[Opening DATA FOR THE TASK section]
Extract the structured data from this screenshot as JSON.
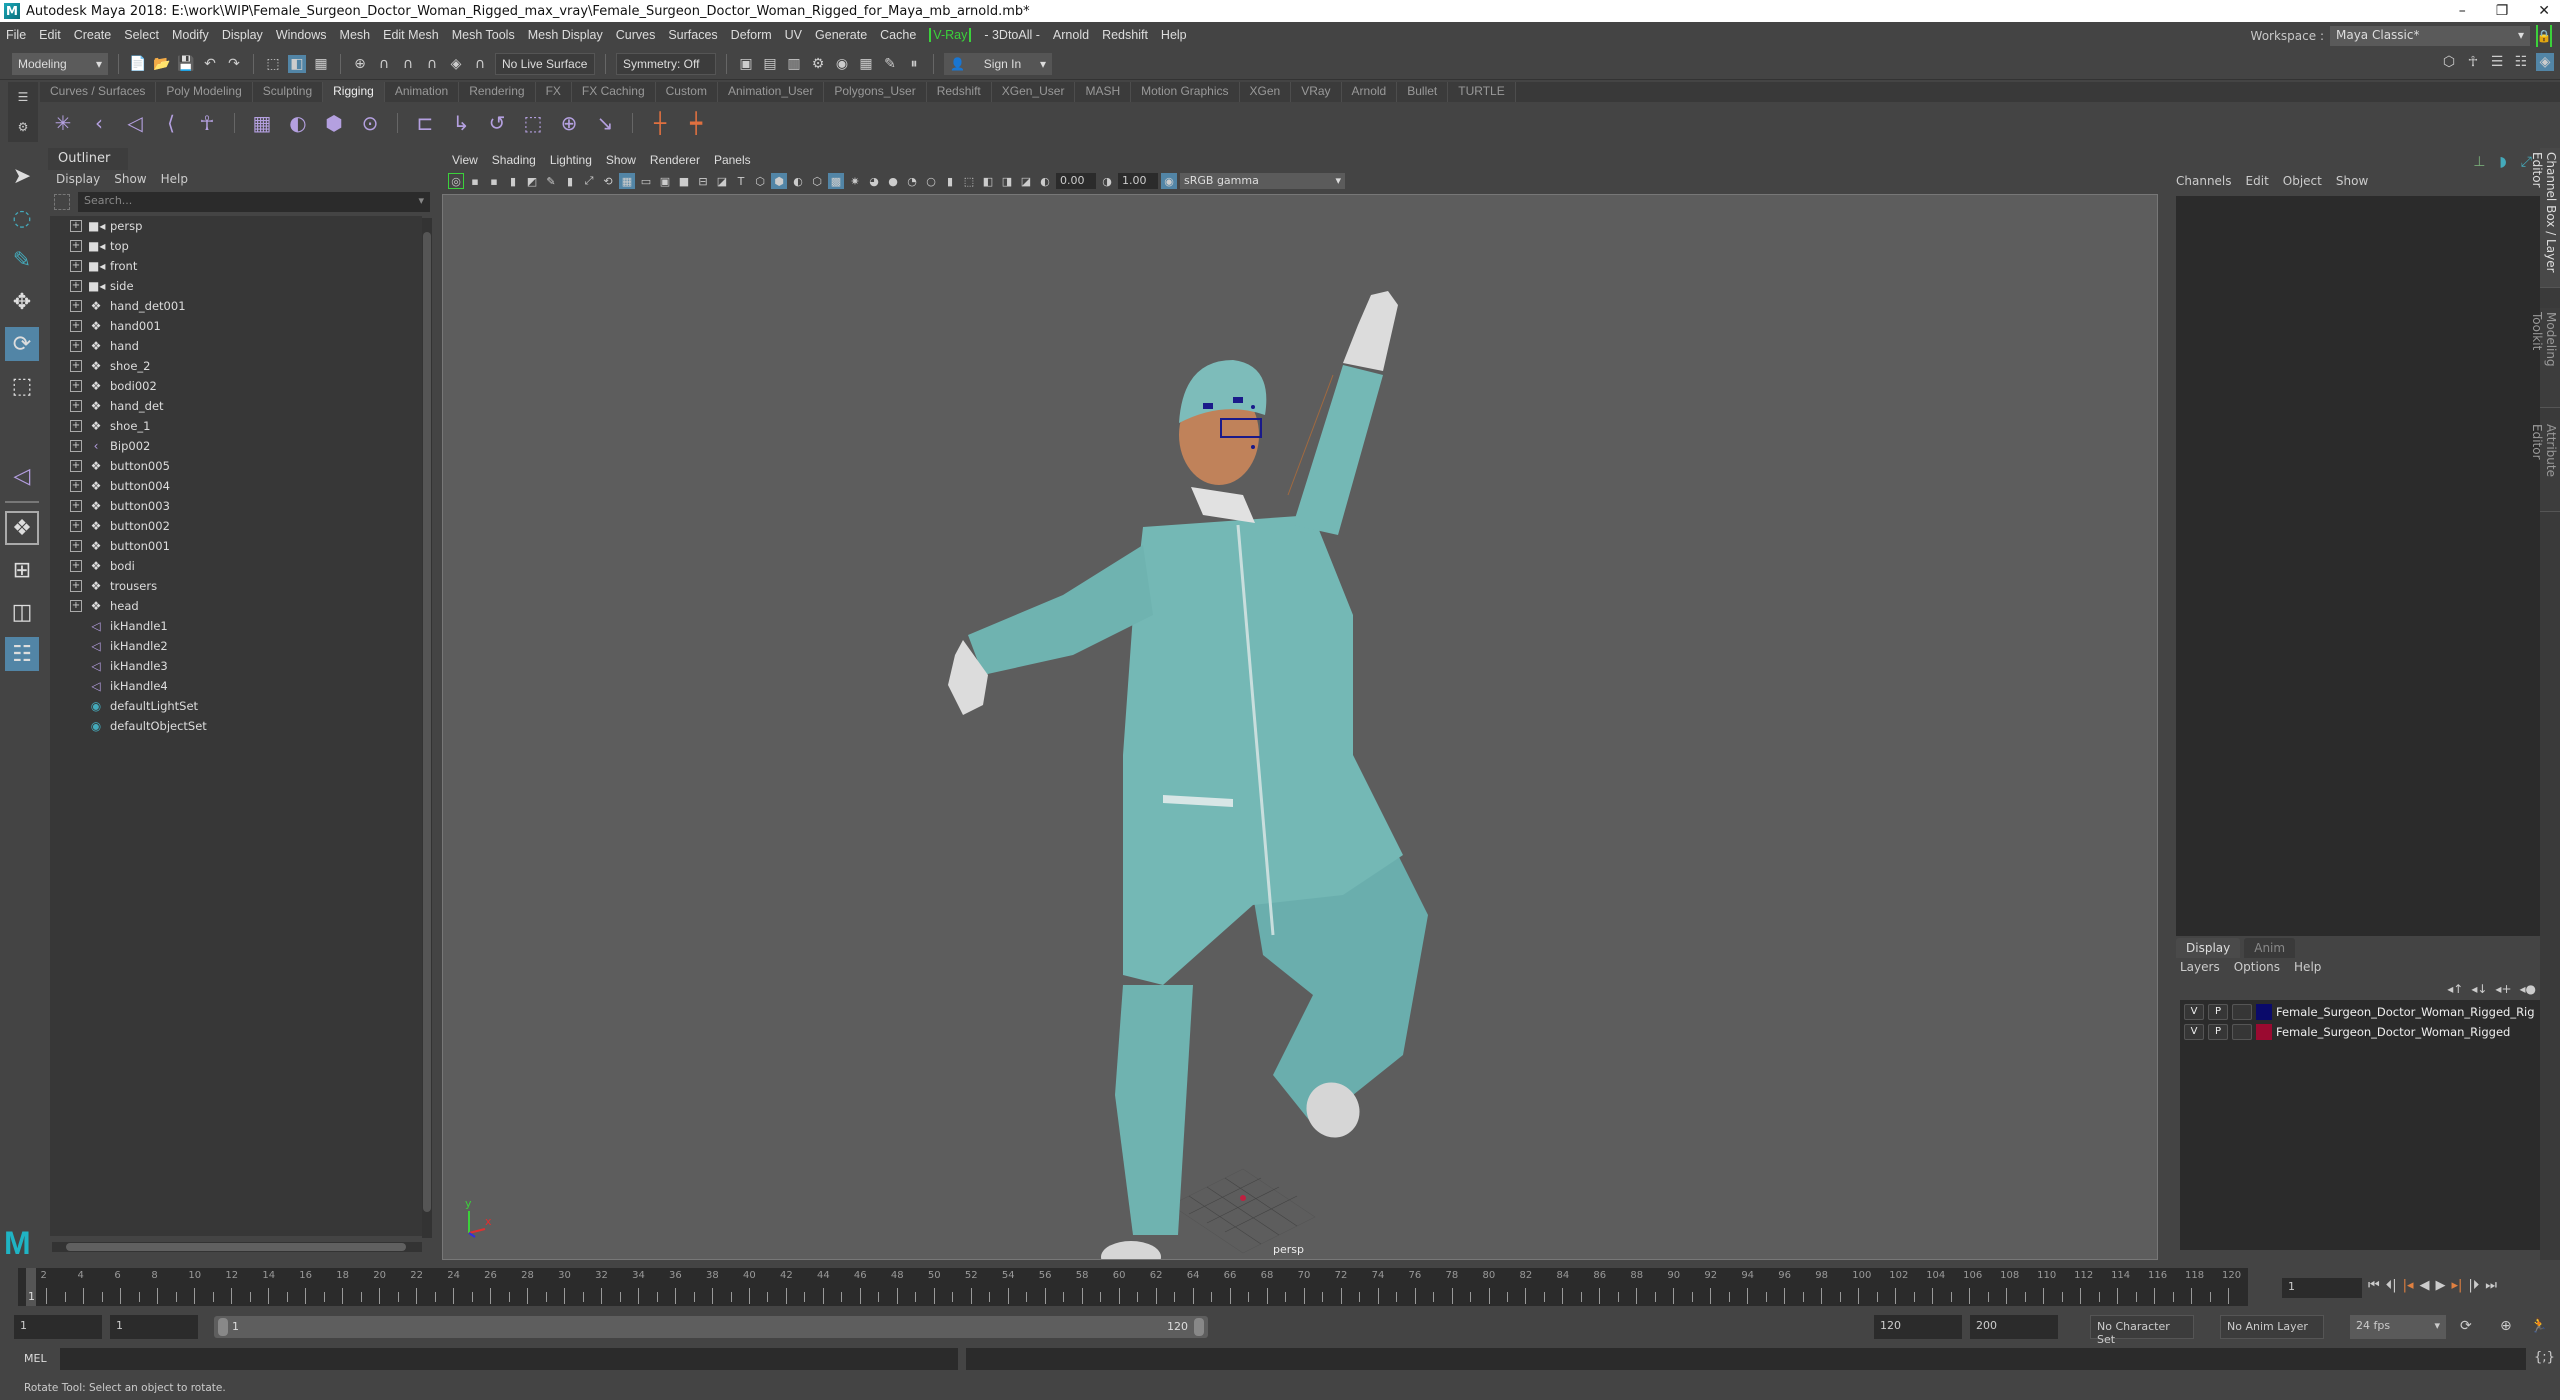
{
  "title": "Autodesk Maya 2018: E:\\work\\WIP\\Female_Surgeon_Doctor_Woman_Rigged_max_vray\\Female_Surgeon_Doctor_Woman_Rigged_for_Maya_mb_arnold.mb*",
  "window_controls": {
    "minimize": "–",
    "restore": "❐",
    "close": "✕"
  },
  "menubar": [
    "File",
    "Edit",
    "Create",
    "Select",
    "Modify",
    "Display",
    "Windows",
    "Mesh",
    "Edit Mesh",
    "Mesh Tools",
    "Mesh Display",
    "Curves",
    "Surfaces",
    "Deform",
    "UV",
    "Generate",
    "Cache",
    "V-Ray",
    "- 3DtoAll -",
    "Arnold",
    "Redshift",
    "Help"
  ],
  "workspace": {
    "label": "Workspace :",
    "value": "Maya Classic*"
  },
  "statusline": {
    "menuset": "Modeling",
    "live_surface": "No Live Surface",
    "symmetry": "Symmetry: Off",
    "sign_in": "Sign In"
  },
  "shelf": {
    "tabs": [
      "Curves / Surfaces",
      "Poly Modeling",
      "Sculpting",
      "Rigging",
      "Animation",
      "Rendering",
      "FX",
      "FX Caching",
      "Custom",
      "Animation_User",
      "Polygons_User",
      "Redshift",
      "XGen_User",
      "MASH",
      "Motion Graphics",
      "XGen",
      "VRay",
      "Arnold",
      "Bullet",
      "TURTLE"
    ],
    "active_tab": "Rigging",
    "icons": [
      "create-joints",
      "insert-joint",
      "ik-handle",
      "ik-spline",
      "quick-rig",
      "paint-weights",
      "bind-skin",
      "lattice",
      "cluster",
      "parent-constraint",
      "point-constraint",
      "orient-constraint",
      "scale-constraint",
      "aim-constraint",
      "pole-vector-constraint",
      "locator-orange",
      "locator-constraint-orange"
    ]
  },
  "outliner": {
    "title": "Outliner",
    "menu": [
      "Display",
      "Show",
      "Help"
    ],
    "search_placeholder": "Search...",
    "items": [
      {
        "name": "persp",
        "type": "camera",
        "expandable": true
      },
      {
        "name": "top",
        "type": "camera",
        "expandable": true
      },
      {
        "name": "front",
        "type": "camera",
        "expandable": true
      },
      {
        "name": "side",
        "type": "camera",
        "expandable": true
      },
      {
        "name": "hand_det001",
        "type": "mesh",
        "expandable": true
      },
      {
        "name": "hand001",
        "type": "mesh",
        "expandable": true
      },
      {
        "name": "hand",
        "type": "mesh",
        "expandable": true
      },
      {
        "name": "shoe_2",
        "type": "mesh",
        "expandable": true
      },
      {
        "name": "bodi002",
        "type": "mesh",
        "expandable": true
      },
      {
        "name": "hand_det",
        "type": "mesh",
        "expandable": true
      },
      {
        "name": "shoe_1",
        "type": "mesh",
        "expandable": true
      },
      {
        "name": "Bip002",
        "type": "joint",
        "expandable": true
      },
      {
        "name": "button005",
        "type": "mesh",
        "expandable": true
      },
      {
        "name": "button004",
        "type": "mesh",
        "expandable": true
      },
      {
        "name": "button003",
        "type": "mesh",
        "expandable": true
      },
      {
        "name": "button002",
        "type": "mesh",
        "expandable": true
      },
      {
        "name": "button001",
        "type": "mesh",
        "expandable": true
      },
      {
        "name": "bodi",
        "type": "mesh",
        "expandable": true
      },
      {
        "name": "trousers",
        "type": "mesh",
        "expandable": true
      },
      {
        "name": "head",
        "type": "mesh",
        "expandable": true
      },
      {
        "name": "ikHandle1",
        "type": "ik",
        "expandable": false
      },
      {
        "name": "ikHandle2",
        "type": "ik",
        "expandable": false
      },
      {
        "name": "ikHandle3",
        "type": "ik",
        "expandable": false
      },
      {
        "name": "ikHandle4",
        "type": "ik",
        "expandable": false
      },
      {
        "name": "defaultLightSet",
        "type": "set",
        "expandable": false
      },
      {
        "name": "defaultObjectSet",
        "type": "set",
        "expandable": false
      }
    ]
  },
  "viewport": {
    "menu": [
      "View",
      "Shading",
      "Lighting",
      "Show",
      "Renderer",
      "Panels"
    ],
    "exposure": "0.00",
    "gamma": "1.00",
    "color_space": "sRGB gamma",
    "camera_label": "persp",
    "axis_labels": {
      "y": "y",
      "x": "x"
    },
    "colors": {
      "scrubs": "#6fb3b0",
      "skin": "#c0825a",
      "white": "#d8d8d8",
      "rig": "#1a1a8a"
    }
  },
  "channelbox": {
    "menu": [
      "Channels",
      "Edit",
      "Object",
      "Show"
    ]
  },
  "layer_editor": {
    "tabs": [
      "Display",
      "Anim"
    ],
    "active_tab": "Display",
    "menu": [
      "Layers",
      "Options",
      "Help"
    ],
    "layers": [
      {
        "v": "V",
        "p": "P",
        "color": "#0a0a6a",
        "name": "Female_Surgeon_Doctor_Woman_Rigged_Rig"
      },
      {
        "v": "V",
        "p": "P",
        "color": "#9a0a30",
        "name": "Female_Surgeon_Doctor_Woman_Rigged"
      }
    ]
  },
  "side_tabs": [
    "Channel Box / Layer Editor",
    "Modeling Toolkit",
    "Attribute Editor"
  ],
  "timeline": {
    "start": 1,
    "end": 120,
    "current_frame": "1",
    "tick_labels": [
      "2",
      "4",
      "6",
      "8",
      "10",
      "12",
      "14",
      "16",
      "18",
      "20",
      "22",
      "24",
      "26",
      "28",
      "30",
      "32",
      "34",
      "36",
      "38",
      "40",
      "42",
      "44",
      "46",
      "48",
      "50",
      "52",
      "54",
      "56",
      "58",
      "60",
      "62",
      "64",
      "66",
      "68",
      "70",
      "72",
      "74",
      "76",
      "78",
      "80",
      "82",
      "84",
      "86",
      "88",
      "90",
      "92",
      "94",
      "96",
      "98",
      "100",
      "102",
      "104",
      "106",
      "108",
      "110",
      "112",
      "114",
      "116",
      "118",
      "120"
    ],
    "current_label": "1"
  },
  "range": {
    "start_field": "1",
    "playback_start": "1",
    "slider_start": "1",
    "slider_end": "120",
    "playback_end": "120",
    "end_field": "200",
    "character_set": "No Character Set",
    "anim_layer": "No Anim Layer",
    "fps": "24 fps"
  },
  "mel": {
    "label": "MEL"
  },
  "helpline": "Rotate Tool: Select an object to rotate."
}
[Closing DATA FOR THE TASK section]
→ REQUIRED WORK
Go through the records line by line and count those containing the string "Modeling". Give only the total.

→ WRITTEN RESPONSE
3